= The task =
Each line of the data below that contains "false" must be copied.

Source records
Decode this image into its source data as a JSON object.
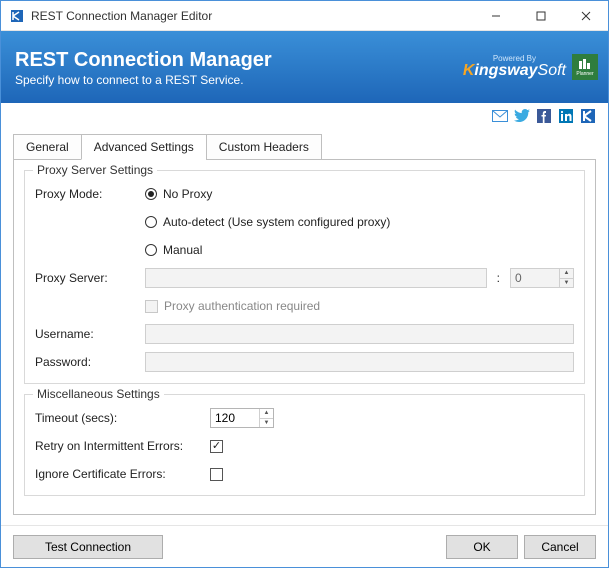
{
  "titlebar": {
    "title": "REST Connection Manager Editor"
  },
  "banner": {
    "title": "REST Connection Manager",
    "subtitle": "Specify how to connect to a REST Service.",
    "powered_by": "Powered By",
    "brand": "KingswaySoft",
    "product": "Planner"
  },
  "tabs": [
    {
      "label": "General",
      "active": false
    },
    {
      "label": "Advanced Settings",
      "active": true
    },
    {
      "label": "Custom Headers",
      "active": false
    }
  ],
  "proxy": {
    "group_label": "Proxy Server Settings",
    "mode_label": "Proxy Mode:",
    "mode_options": {
      "no_proxy": "No Proxy",
      "auto": "Auto-detect (Use system configured proxy)",
      "manual": "Manual"
    },
    "mode_selected": "no_proxy",
    "server_label": "Proxy Server:",
    "server_value": "",
    "port_value": "0",
    "auth_required_label": "Proxy authentication required",
    "auth_required": false,
    "username_label": "Username:",
    "username_value": "",
    "password_label": "Password:",
    "password_value": ""
  },
  "misc": {
    "group_label": "Miscellaneous Settings",
    "timeout_label": "Timeout (secs):",
    "timeout_value": "120",
    "retry_label": "Retry on Intermittent Errors:",
    "retry_checked": true,
    "ignore_cert_label": "Ignore Certificate Errors:",
    "ignore_cert_checked": false
  },
  "footer": {
    "test": "Test Connection",
    "ok": "OK",
    "cancel": "Cancel"
  }
}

= Written answer =
      "active": false
      "active": false
    "auth_required": false,
    "ignore_cert_checked": false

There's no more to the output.